Special Issue: "Towards an Ethnography of Meeting"

Special Issue: "Towards an Ethnography of Meeting"

(Christoph Haug) #1

A special issue on meetings of the Journal of the Royal Anthropological Institute has just been made available online as an “early preview”. Congratulations to Hannah Brown, Adam Reed, and Thomas Yarrow who edited this special issue!

Since it is not yet officially published, there is no URL for the entire issue yet so I paste the links to individual articles here:

Introduction: towards an ethnography of meeting
Hannah Brown, Adam Reed and Thomas Yarrow

Political exhaustion and the experiment of street: Boyle meets Hobbes in Occupy Madrid
Alberto Corsín Jiménez and Adolfo Estalella

Minutes, meetings, and ‘modes of existence’: navigating the bureaucratic process of urban regeneration in East London
Gillian Evans

The meeting as subjunctive form: public/private IT projects in British and Turkish state bureaucracies
Catherine Alexander

An office of ethics: meetings, roles, and moral enthusiasm in animal protection
Adam Reed

Ethics in rehearsal
Bernard Keenan and Alain Pottage

The receding horizon of informality in WTO meetings
Nicolas Lamp

Demonstrating development: meetings as management in Kenya’s health sector
Hannah Brown and Maia Green
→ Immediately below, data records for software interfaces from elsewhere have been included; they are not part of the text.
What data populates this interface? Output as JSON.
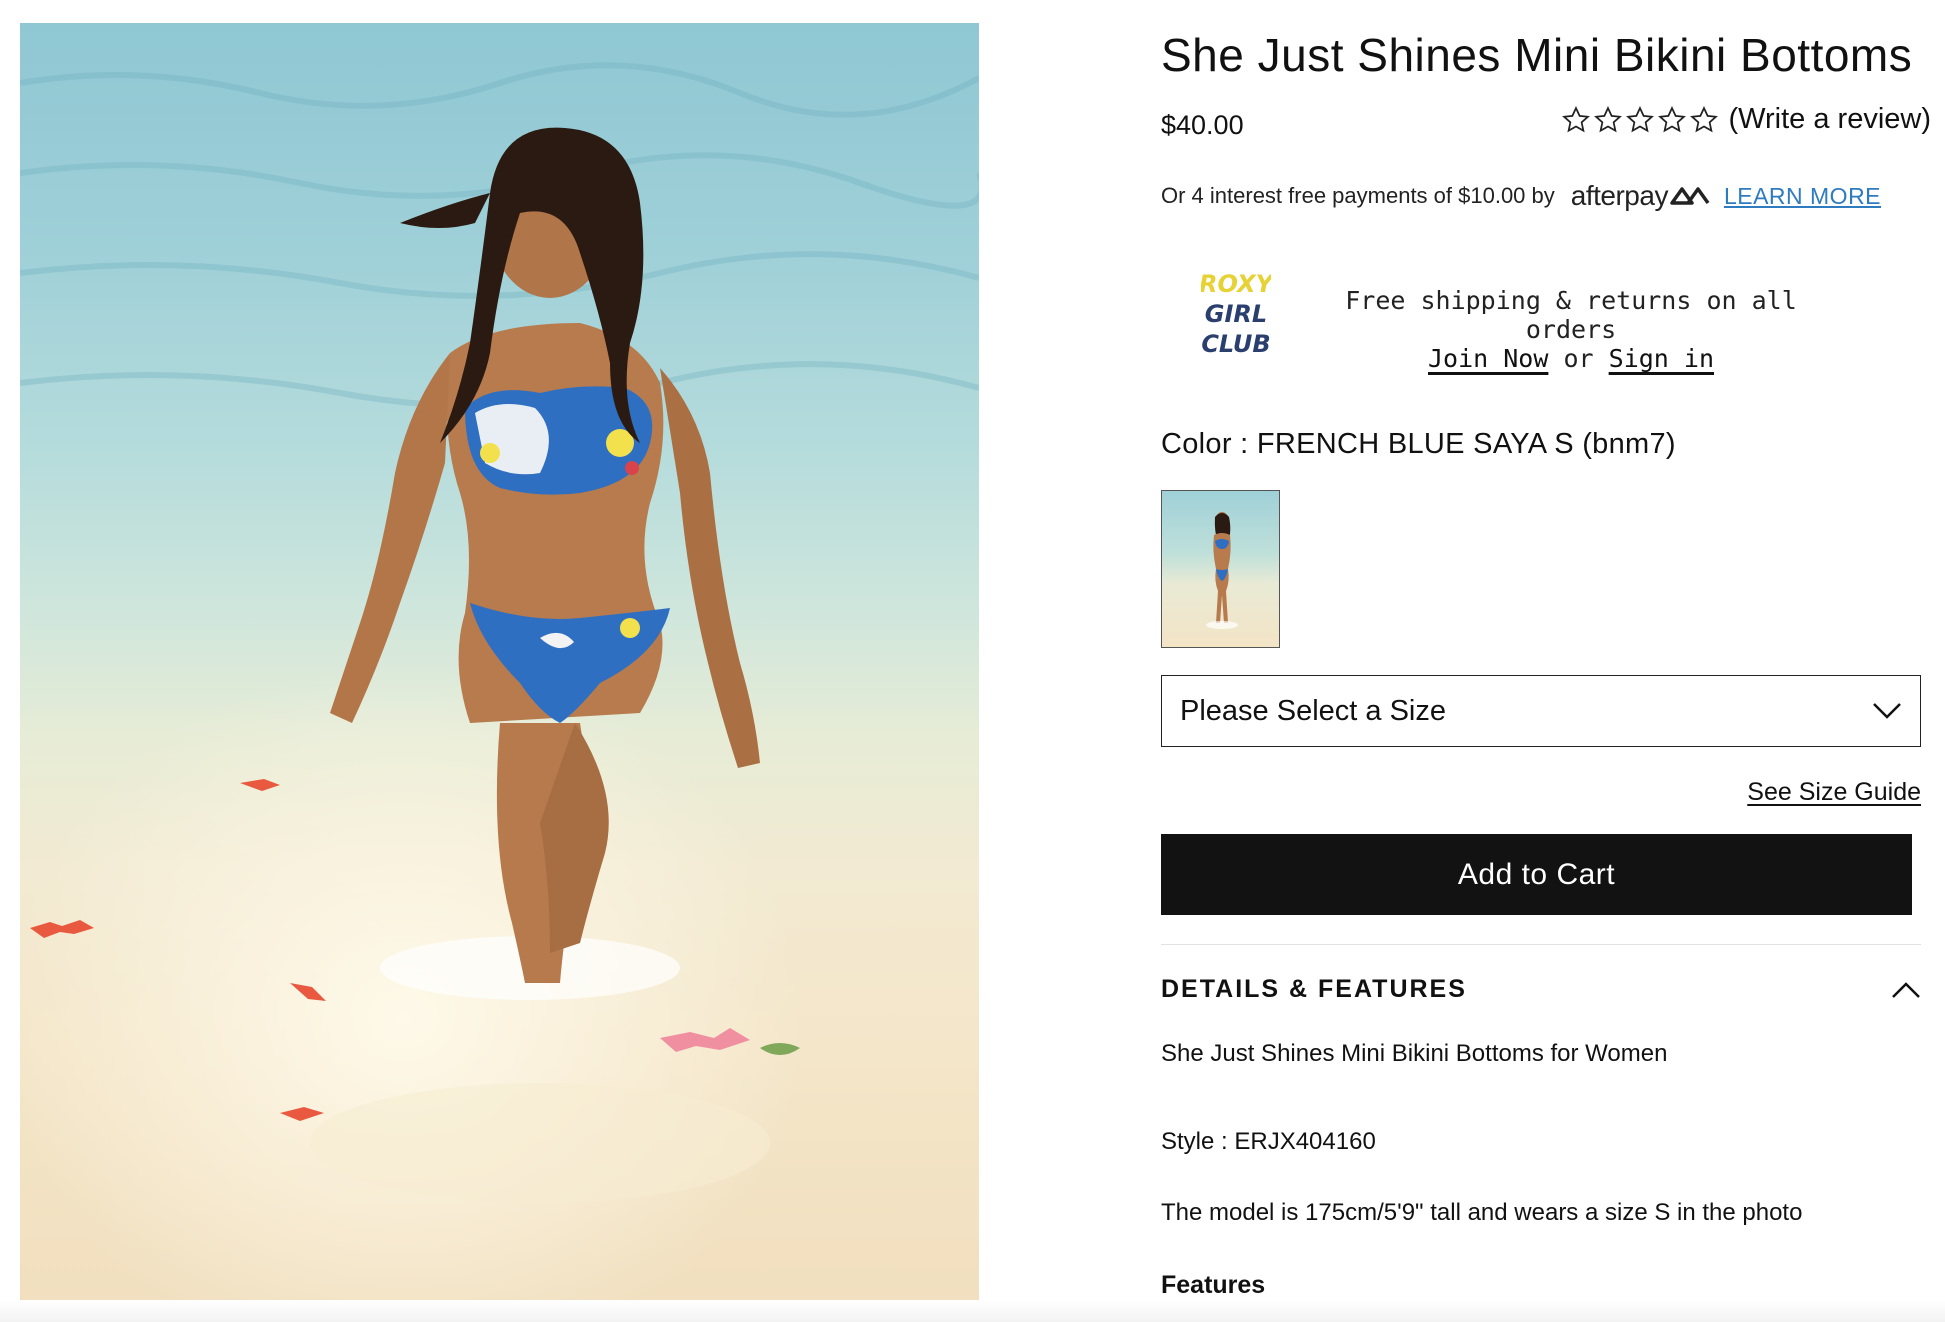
{
  "product": {
    "title": "She Just Shines Mini Bikini Bottoms",
    "price": "$40.00",
    "rating": {
      "stars_filled": 0,
      "stars_total": 5,
      "review_link": "(Write a review)"
    }
  },
  "afterpay": {
    "text": "Or 4 interest free payments of $10.00 by",
    "logo_text": "afterpay",
    "learn_more": "LEARN MORE"
  },
  "club": {
    "logo_alt": "ROXY GIRL CLUB",
    "message": "Free shipping & returns on all orders",
    "join_label": "Join Now",
    "or_label": "or",
    "signin_label": "Sign in",
    "logo_color": "#e6d235",
    "logo_color_secondary": "#2a3f6e"
  },
  "color": {
    "label": "Color : FRENCH BLUE SAYA S (bnm7)"
  },
  "size": {
    "placeholder": "Please Select a Size",
    "guide_label": "See Size Guide"
  },
  "cart": {
    "label": "Add to Cart",
    "color": "#121212"
  },
  "details": {
    "heading": "DETAILS & FEATURES",
    "description": "She Just Shines Mini Bikini Bottoms for Women",
    "style": "Style : ERJX404160",
    "model": "The model is 175cm/5'9\" tall and wears a size S in the photo",
    "features_heading": "Features"
  },
  "colors": {
    "link_blue": "#2f7bbf",
    "bikini_blue": "#2f6fc2"
  }
}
Ideological twinning: socialist aesthetics and political meetings in Maputo, Mozambique
Morten Nielsen

Where knowledge meets: heritage expertise at the intersection of people, perspective, and place
Thomas Yarrow
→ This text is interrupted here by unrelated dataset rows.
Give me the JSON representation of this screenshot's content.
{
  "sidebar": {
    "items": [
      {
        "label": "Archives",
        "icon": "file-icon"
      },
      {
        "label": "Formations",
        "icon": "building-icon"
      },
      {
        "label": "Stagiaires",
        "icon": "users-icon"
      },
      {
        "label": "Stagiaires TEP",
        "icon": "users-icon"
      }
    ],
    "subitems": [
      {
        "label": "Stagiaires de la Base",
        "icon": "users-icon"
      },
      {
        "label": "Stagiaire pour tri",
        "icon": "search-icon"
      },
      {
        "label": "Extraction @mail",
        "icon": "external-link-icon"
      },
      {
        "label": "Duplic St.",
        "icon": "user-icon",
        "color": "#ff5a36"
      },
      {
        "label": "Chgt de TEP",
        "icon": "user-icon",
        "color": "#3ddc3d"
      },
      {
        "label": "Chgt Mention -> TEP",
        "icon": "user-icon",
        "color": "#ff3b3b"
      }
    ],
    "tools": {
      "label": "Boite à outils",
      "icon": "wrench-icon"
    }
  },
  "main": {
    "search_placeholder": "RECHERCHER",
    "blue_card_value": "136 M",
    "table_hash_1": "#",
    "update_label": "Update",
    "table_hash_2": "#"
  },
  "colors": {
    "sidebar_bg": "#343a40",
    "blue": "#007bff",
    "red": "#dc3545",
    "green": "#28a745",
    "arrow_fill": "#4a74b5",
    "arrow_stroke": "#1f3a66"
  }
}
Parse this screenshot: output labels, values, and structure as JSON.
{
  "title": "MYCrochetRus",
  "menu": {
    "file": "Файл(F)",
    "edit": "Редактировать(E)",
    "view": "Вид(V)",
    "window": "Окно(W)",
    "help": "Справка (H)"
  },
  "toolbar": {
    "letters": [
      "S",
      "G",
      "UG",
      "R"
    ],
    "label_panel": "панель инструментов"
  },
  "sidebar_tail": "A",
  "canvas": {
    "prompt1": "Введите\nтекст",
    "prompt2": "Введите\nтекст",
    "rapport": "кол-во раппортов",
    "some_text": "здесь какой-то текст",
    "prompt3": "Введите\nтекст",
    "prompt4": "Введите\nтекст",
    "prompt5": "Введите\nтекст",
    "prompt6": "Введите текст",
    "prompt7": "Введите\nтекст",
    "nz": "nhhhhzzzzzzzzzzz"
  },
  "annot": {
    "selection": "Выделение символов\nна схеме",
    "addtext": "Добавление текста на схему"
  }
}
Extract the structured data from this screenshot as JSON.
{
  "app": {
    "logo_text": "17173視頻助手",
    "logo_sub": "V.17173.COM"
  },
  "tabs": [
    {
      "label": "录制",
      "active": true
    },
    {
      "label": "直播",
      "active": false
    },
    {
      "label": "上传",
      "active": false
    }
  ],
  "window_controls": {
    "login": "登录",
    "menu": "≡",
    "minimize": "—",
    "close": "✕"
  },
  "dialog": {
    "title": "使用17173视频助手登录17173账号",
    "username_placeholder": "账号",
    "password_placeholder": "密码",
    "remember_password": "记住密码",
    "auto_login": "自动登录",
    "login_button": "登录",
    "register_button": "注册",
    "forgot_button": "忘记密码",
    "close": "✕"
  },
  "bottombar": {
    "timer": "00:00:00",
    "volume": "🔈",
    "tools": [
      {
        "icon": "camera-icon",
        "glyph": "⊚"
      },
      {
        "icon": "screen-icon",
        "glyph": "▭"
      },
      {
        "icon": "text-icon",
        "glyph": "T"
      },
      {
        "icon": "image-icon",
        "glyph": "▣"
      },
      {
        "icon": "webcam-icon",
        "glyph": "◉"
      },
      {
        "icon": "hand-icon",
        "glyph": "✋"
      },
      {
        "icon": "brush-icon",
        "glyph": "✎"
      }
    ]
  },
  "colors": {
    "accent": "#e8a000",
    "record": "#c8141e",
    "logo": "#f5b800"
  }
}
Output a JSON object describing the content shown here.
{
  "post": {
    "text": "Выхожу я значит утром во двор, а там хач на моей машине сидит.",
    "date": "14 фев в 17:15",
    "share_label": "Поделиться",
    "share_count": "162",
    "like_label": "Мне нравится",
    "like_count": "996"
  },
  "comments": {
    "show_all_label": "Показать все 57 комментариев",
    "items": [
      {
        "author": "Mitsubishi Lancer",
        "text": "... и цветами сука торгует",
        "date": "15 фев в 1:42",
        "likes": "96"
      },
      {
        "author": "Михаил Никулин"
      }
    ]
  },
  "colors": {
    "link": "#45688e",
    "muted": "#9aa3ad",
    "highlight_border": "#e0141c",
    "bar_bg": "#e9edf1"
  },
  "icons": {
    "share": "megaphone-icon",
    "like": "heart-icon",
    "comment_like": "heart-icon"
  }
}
Contradiction in contemporary political life: meeting bureaucracy in Norwegian municipal government
Simone Abram

Outputs: the promises and perils of ethnographic engagement after the loss of faith in transnational dialogue
Annelise Riles
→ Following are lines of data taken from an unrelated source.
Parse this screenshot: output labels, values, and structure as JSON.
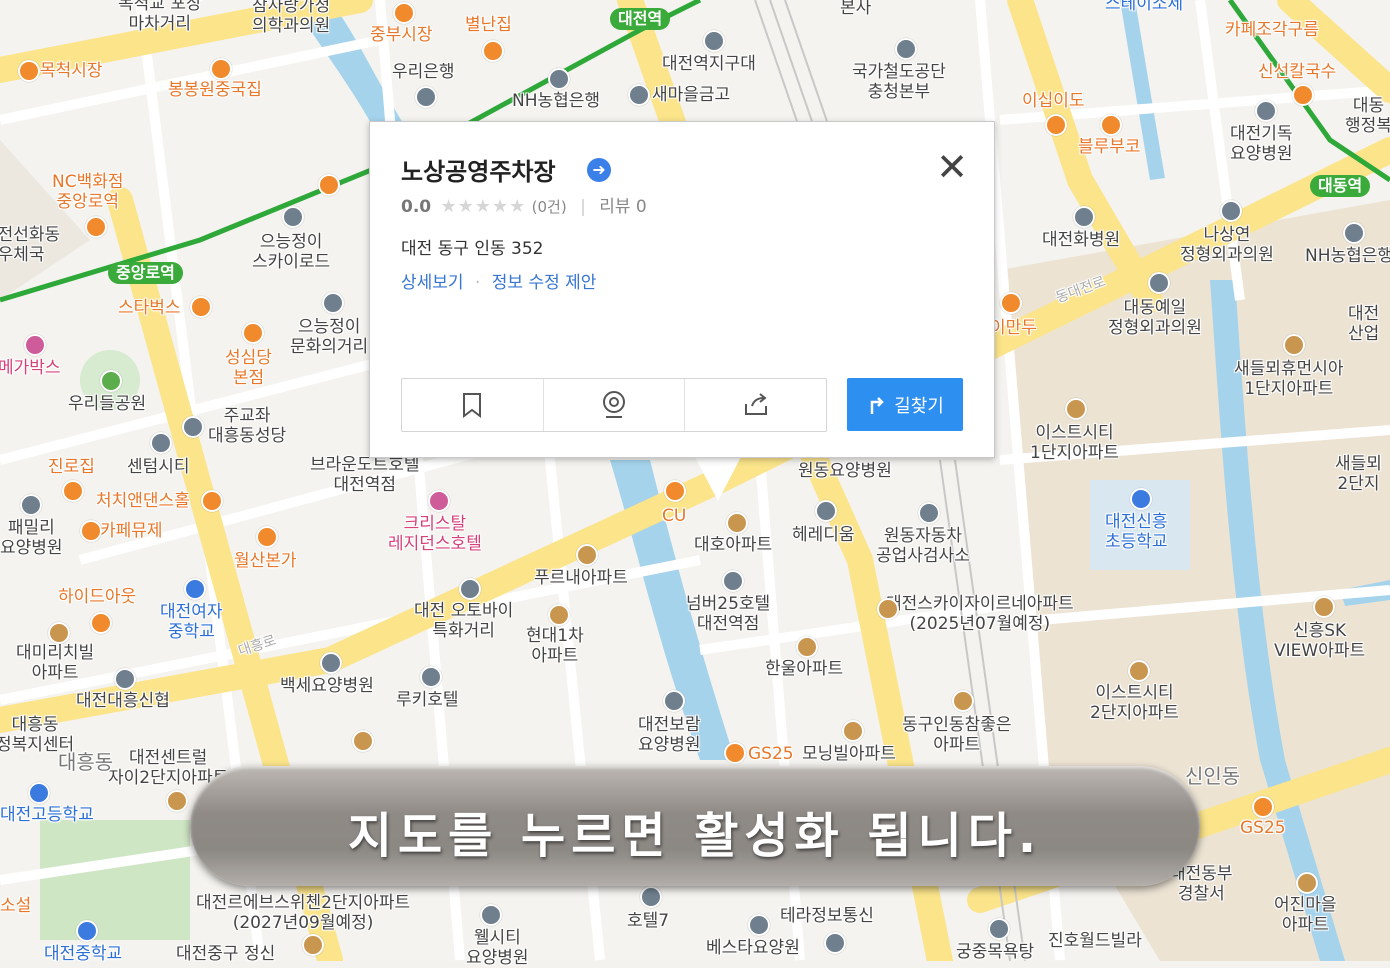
{
  "popup": {
    "title": "노상공영주차장",
    "verified_icon": "arrow-right-circle",
    "score": "0.0",
    "stars": "★★★★★",
    "review_count": "(0건)",
    "reviews": "리뷰 0",
    "address": "대전 동구 인동 352",
    "link_detail": "상세보기",
    "link_edit": "정보 수정 제안",
    "btn_save_icon": "bookmark-icon",
    "btn_roadview_icon": "roadview-icon",
    "btn_share_icon": "share-icon",
    "route_label": "길찾기",
    "close_icon": "close-icon"
  },
  "banner": {
    "text": "지도를 누르면 활성화 됩니다."
  },
  "map": {
    "colors": {
      "major_road": "#fbe48a",
      "minor_road": "#ffffff",
      "river": "#9fd0ea",
      "subway_line": "#2fa83a",
      "residential": "#ece3d3",
      "park": "#cfe6c4"
    },
    "stations": [
      "대전역",
      "중앙로역",
      "대동역"
    ],
    "labels": [
      "목척교 포장\n마차거리",
      "참사랑가정\n의학과의원",
      "중부시장",
      "별난집",
      "본사",
      "스테이소제",
      "카페조각구름",
      "목척시장",
      "우리은행",
      "대전역지구대",
      "국가철도공단\n충청본부",
      "신선칼국수",
      "대동\n행정복",
      "봉봉원중국집",
      "NH농협은행",
      "새마을금고",
      "이십이도",
      "대전기독\n요양병원",
      "NC백화점\n중앙로역",
      "블루부코",
      "대전선화동\n우체국",
      "으능정이\n스카이로드",
      "대전화병원",
      "나상연\n정형외과의원",
      "NH농협은행",
      "스타벅스",
      "동대전로",
      "대동예일\n정형외과의원",
      "대전\n산업",
      "메가박스",
      "성심당\n본점",
      "으능정이\n문화의거리",
      "이만두",
      "새들뫼휴먼시아\n1단지아파트",
      "우리들공원",
      "주교좌\n대흥동성당",
      "이스트시티\n1단지아파트",
      "진로집",
      "센텀시티",
      "브라운도트호텔\n대전역점",
      "원동요양병원",
      "새들뫼\n2단지",
      "처치앤댄스홀",
      "대전신흥\n초등학교",
      "패밀리\n요양병원",
      "카페뮤제",
      "크리스탈\n레지던스호텔",
      "CU",
      "헤레디움",
      "대호아파트",
      "원동자동차\n공업사검사소",
      "월산본가",
      "푸르내아파트",
      "하이드아웃",
      "대전여자\n중학교",
      "대전 오토바이\n특화거리",
      "넘버25호텔\n대전역점",
      "대전스카이자이르네아파트\n(2025년07월예정)",
      "신흥SK\nVIEW아파트",
      "대미리치빌\n아파트",
      "현대1차\n아파트",
      "대흥로",
      "한울아파트",
      "백세요양병원",
      "이스트시티\n2단지아파트",
      "대전대흥신협",
      "루키호텔",
      "대전보람\n요양병원",
      "동구인동참좋은\n아파트",
      "대흥동\n정복지센터",
      "대전센트럴\n자이2단지아파트",
      "GS25",
      "모닝빌아파트",
      "대흥동",
      "신인동",
      "대전고등학교",
      "대전르에브스위첸2단지아파트\n(2027년09월예정)",
      "호텔7",
      "대전동부\n경찰서",
      "어진마을\n아파트",
      "테라정보통신",
      "웰시티\n요양병원",
      "베스타요양원",
      "궁중목욕탕",
      "진호월드빌라",
      "대전중학교",
      "대전중구 정신",
      "소설"
    ]
  }
}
Marilyn Strathern

Invitation to special issue lauch and research conversation: Meetings: ethnographies of organisation, bureaucracy and assembly, London September 6th
Insights from Ethnographies of Meeting
What do you mean by "effective meetings" or "meeting effectiveness"
What are you currently working on?
(Jane Lewis) #2

Reminds me of small group theory, back in the day. What comes to mind is that 1967 Alison Lurie book - Imaginary Friends, intended to give a peek at researchers of small group theory.

(Jane Lewis) #3

This is the post that seems to orient me best (so far) to the function of this forum. I’m imagining the forum was somehow set up in association with these meetings. Yes?

(Christoph Haug) #4

Hi Jane, and welcome to the forum!

No, not with these meetings, actually but rather this upcoming one:

Sorry that the exact purpose of the forum is perhaps not yet clear. That’s because this is literally just starting and while I have some ideas about where this might be heading, in the end it will be up to all of us. So if you have something to share which you think might be interesting for others, feel free to start a new topic.

(Thomas Yarrow) #5

Thanks Christoph! New to the forum and sorry to have overlooked this.

I guess just to add by way of context: I and the other editors came to the topic of meetings mostly by accident i.e. struck by the centrality of these institutional forms to the various contexts we were examining, initially in relation to other questions and concerns. The more we read within anthropology, the more we were surprised that while meetings have been talked about a lot, this has mostly been in relation to their content. Accordingly not so much attention has focused on these as specific forms of social interaction. From this perspective we became particularly interested in their capacity to stage and ‘conjour’ contexts of various kinds. The ethnographies in the volume help to illuminate the specific practices through which this happens, giving particular attention to actors own understandings of what they think is going on.

(Christoph Haug) #6

Interestingly, this seems to be a recurring topic among meeting researchers…